### Exercise description
From the first line to the last, repeat the records exactly and skip the pictures.

________________________________________

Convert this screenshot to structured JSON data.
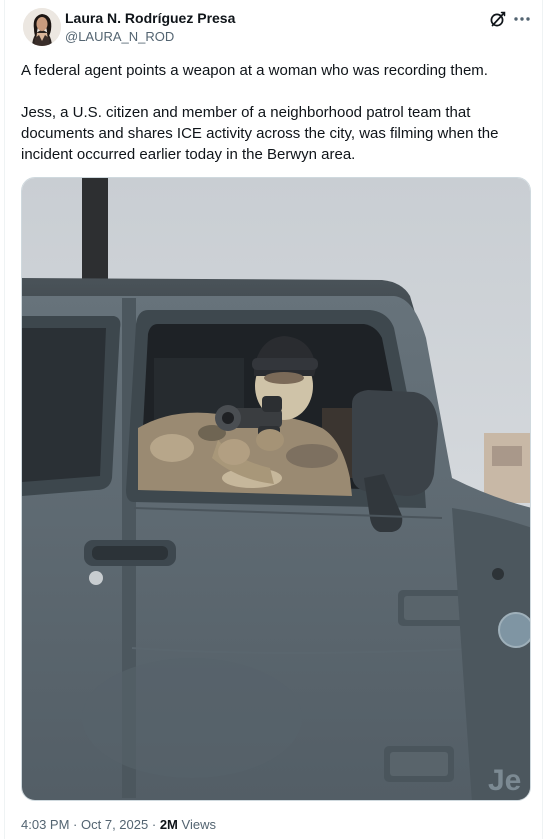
{
  "author": {
    "display_name": "Laura N. Rodríguez Presa",
    "handle": "@LAURA_N_ROD"
  },
  "tweet": {
    "paragraph_1": "A federal agent points a weapon at a woman who was recording them.",
    "paragraph_2": "Jess, a U.S. citizen and member of a neighborhood patrol team that documents and shares ICE activity across the city, was filming when the incident occurred earlier today in the Berwyn area."
  },
  "media": {
    "vehicle_badge_text": "Je"
  },
  "meta": {
    "time": "4:03 PM",
    "separator": "·",
    "date": "Oct 7, 2025",
    "views_count": "2M",
    "views_label": "Views"
  },
  "icons": {
    "grok": "grok-icon",
    "more": "more-options-icon"
  },
  "colors": {
    "text_primary": "#0f1419",
    "text_secondary": "#536471",
    "vehicle_gray": "#5f6b73"
  }
}
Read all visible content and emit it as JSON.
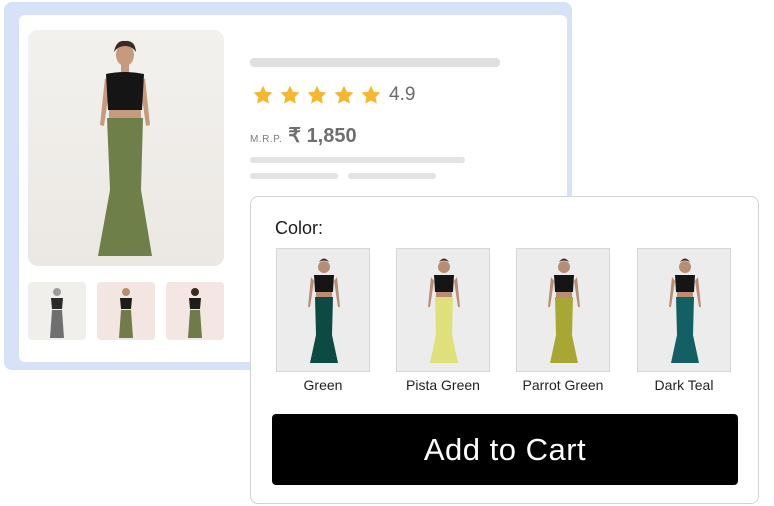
{
  "product": {
    "rating": "4.9",
    "stars": 5,
    "mrp_label": "M.R.P.",
    "price": "₹ 1,850",
    "main_skirt_color": "#6e7f4a",
    "thumbnail_skirt_colors": [
      "#6f6f6f",
      "#707c4a",
      "#6d7c48"
    ]
  },
  "color_picker": {
    "label": "Color:",
    "options": [
      {
        "name": "Green",
        "color": "#0e4a44"
      },
      {
        "name": "Pista Green",
        "color": "#dfe07a"
      },
      {
        "name": "Parrot Green",
        "color": "#a9a734"
      },
      {
        "name": "Dark Teal",
        "color": "#126063"
      }
    ]
  },
  "cart": {
    "button_label": "Add to Cart"
  },
  "colors": {
    "star": "#f5b72e",
    "back_frame": "#d6e2f7",
    "button": "#000000"
  }
}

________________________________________

### Reply to the exercise
Convert this screenshot to structured JSON data.
{
  "author": {
    "display_name": "Laura N. Rodríguez Presa",
    "handle": "@LAURA_N_ROD"
  },
  "tweet": {
    "paragraph_1": "A federal agent points a weapon at a woman who was recording them.",
    "paragraph_2": "Jess, a U.S. citizen and member of a neighborhood patrol team that documents and shares ICE activity across the city, was filming when the incident occurred earlier today in the Berwyn area."
  },
  "media": {
    "vehicle_badge_text": "Je"
  },
  "meta": {
    "time": "4:03 PM",
    "separator": "·",
    "date": "Oct 7, 2025",
    "views_count": "2M",
    "views_label": "Views"
  },
  "icons": {
    "grok": "grok-icon",
    "more": "more-options-icon"
  },
  "colors": {
    "text_primary": "#0f1419",
    "text_secondary": "#536471",
    "vehicle_gray": "#5f6b73"
  }
}
Read all visible content and emit it as JSON.
{
  "product": {
    "rating": "4.9",
    "stars": 5,
    "mrp_label": "M.R.P.",
    "price": "₹ 1,850",
    "main_skirt_color": "#6e7f4a",
    "thumbnail_skirt_colors": [
      "#6f6f6f",
      "#707c4a",
      "#6d7c48"
    ]
  },
  "color_picker": {
    "label": "Color:",
    "options": [
      {
        "name": "Green",
        "color": "#0e4a44"
      },
      {
        "name": "Pista Green",
        "color": "#dfe07a"
      },
      {
        "name": "Parrot Green",
        "color": "#a9a734"
      },
      {
        "name": "Dark Teal",
        "color": "#126063"
      }
    ]
  },
  "cart": {
    "button_label": "Add to Cart"
  },
  "colors": {
    "star": "#f5b72e",
    "back_frame": "#d6e2f7",
    "button": "#000000"
  }
}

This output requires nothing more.